Seeking stimulation and impulse control
To keep it simple, the ADHD brain, by not regulating dopamine efficiently, tells the individual to find dopamine wherever they can. Behaviors that activate dopamine can include behaviors we often label as “addictive,” such as use of drugs or alcohol, shopping, spending, sex, or eating. Dopamine serves as the brain’s reward system, and food is an easily accessible way to trigger that system. The ADHD brain’s drive for stimulation can lead to binge-like behaviors or a feeling of being “out of control” around food.

Solutions: Self-compassion, mindfulness, and expanding your dopamine-regulating toolkit
There is nothing wrong with recognizing and indulging in the motivation and reward cycle with food. Food is delicious, food is social, and we need food to live! Unpacking the shame around what we think we “should” and “shouldn’t” eat can decrease our self-judgments. Exploring what drives our cravings can increase our understanding of what drives certain behaviors.

Reducing distractions and practicing mindful eating can also help. Distractions minimize the rewarding qualities of food and lessen our awareness of hunger and fullness cues. ADHD can negatively impact interoception, or awareness of bodily states. Because of this, those with ADHD can benefit from taking the extra steps to focus on the moment and determine whether the body is cueing hunger or a desire for stimulation. This mindful approach can help regulate appetite and improve one’s relationship with food.

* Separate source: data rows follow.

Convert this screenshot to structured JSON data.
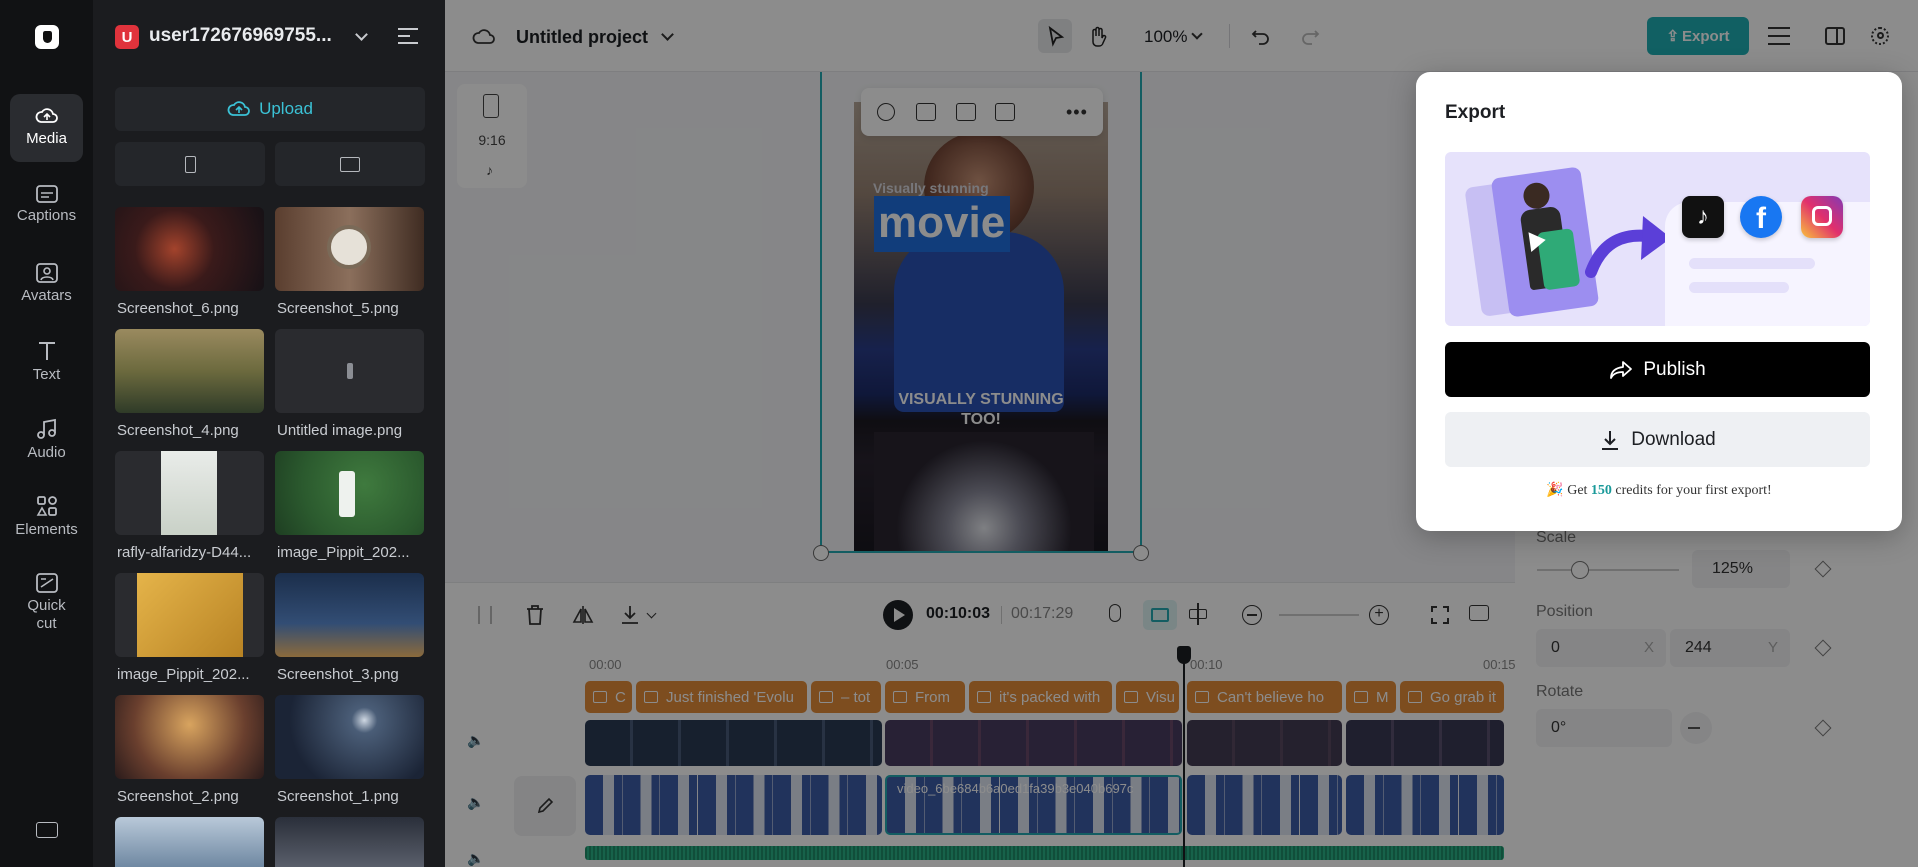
{
  "user": {
    "name": "user172676969755...",
    "avatar_letter": "U"
  },
  "rail": [
    {
      "label": "Media",
      "icon": "cloud-icon"
    },
    {
      "label": "Captions",
      "icon": "captions-icon"
    },
    {
      "label": "Avatars",
      "icon": "avatar-icon"
    },
    {
      "label": "Text",
      "icon": "text-icon"
    },
    {
      "label": "Audio",
      "icon": "music-icon"
    },
    {
      "label": "Elements",
      "icon": "elements-icon"
    },
    {
      "label": "Quick cut",
      "icon": "quickcut-icon"
    }
  ],
  "panel": {
    "upload_label": "Upload",
    "media": [
      {
        "name": "Screenshot_6.png"
      },
      {
        "name": "Screenshot_5.png"
      },
      {
        "name": "Screenshot_4.png"
      },
      {
        "name": "Untitled image.png"
      },
      {
        "name": "rafly-alfaridzy-D44..."
      },
      {
        "name": "image_Pippit_202..."
      },
      {
        "name": "image_Pippit_202..."
      },
      {
        "name": "Screenshot_3.png"
      },
      {
        "name": "Screenshot_2.png"
      },
      {
        "name": "Screenshot_1.png"
      }
    ]
  },
  "topbar": {
    "project_title": "Untitled project",
    "zoom": "100%",
    "export_label": "Export"
  },
  "canvas": {
    "ratio_label": "9:16",
    "overlay_small": "Visually stunning",
    "overlay_big": "movie",
    "caption": "VISUALLY STUNNING TOO!"
  },
  "timeline": {
    "current_time": "00:10:03",
    "total_time": "00:17:29",
    "ruler": [
      "00:00",
      "00:05",
      "00:10",
      "00:15"
    ],
    "text_clips": [
      "C",
      "Just finished 'Evolu",
      "– tot",
      "From",
      "it's packed with",
      "Visu",
      "Can't believe ho",
      "M",
      "Go grab it"
    ],
    "video_clip_name": "video_6be684b6a0ed1fa39b3e040b697c"
  },
  "props": {
    "scale_label": "Scale",
    "scale_value": "125%",
    "scale_fraction": 0.3,
    "position_label": "Position",
    "pos_x": "0",
    "pos_x_axis": "X",
    "pos_y": "244",
    "pos_y_axis": "Y",
    "rotate_label": "Rotate",
    "rotate_value": "0°"
  },
  "modal": {
    "title": "Export",
    "publish_label": "Publish",
    "download_label": "Download",
    "credits_pre": "Get",
    "credits_num": "150",
    "credits_post": "credits for your first export!",
    "social": [
      "tiktok-icon",
      "facebook-icon",
      "instagram-icon"
    ],
    "colors": {
      "accent": "#1a9a9a",
      "banner": "#e6e2fb",
      "arrow": "#5b3fd8"
    }
  }
}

If food has become a primary source of stimulation, such that one is experiencing binge-eating and a simultaneous sense of lack of control, consider incorporating other ways to increase dopamine. Fidget toys, puzzles, and even movement or light exercise can also be useful sources of stimulation beyond food. Remember, the goal is never to avoid eating when hungry, to avoid certain foods, or to mask hunger. We need to eat and it is okay to embrace food as stimulation! The goal is to identify other tools that provide stimulation when food has become the only source of stimulation, and to reduce binge-behaviors that interfere with quality of life.

Eating disorder treatment providers benefit from knowing and understanding how ADHD might show up with patients and clients, as can family members and friends. Food- and movement-related behaviors that may be viewed as rigid, excessive, or “non-compliant” may sometimes be the most feasible route for an individual to nourish themselves consistently (such as eating the same breakfast every day) or gain some dopamine (such as fidgeting). To complicate things, sometimes both the ADHD and the eating disorder create shortcuts; sometimes it’s one or the other.

Raising awareness around ADHD helps those who may be suffering in silence to learn and understand more about how their brains work. Learning to live with and accept a diagnosis of ADHD can help those with ADHD alleviate depression, anxiety, and shame. Furthermore, diagnosis and education can open a door to exploring new strategies that maximize one’s unique strengths, new ways to approach tasks and relationships, and new methods for life that work WITH the way the ADHD brain, not against it.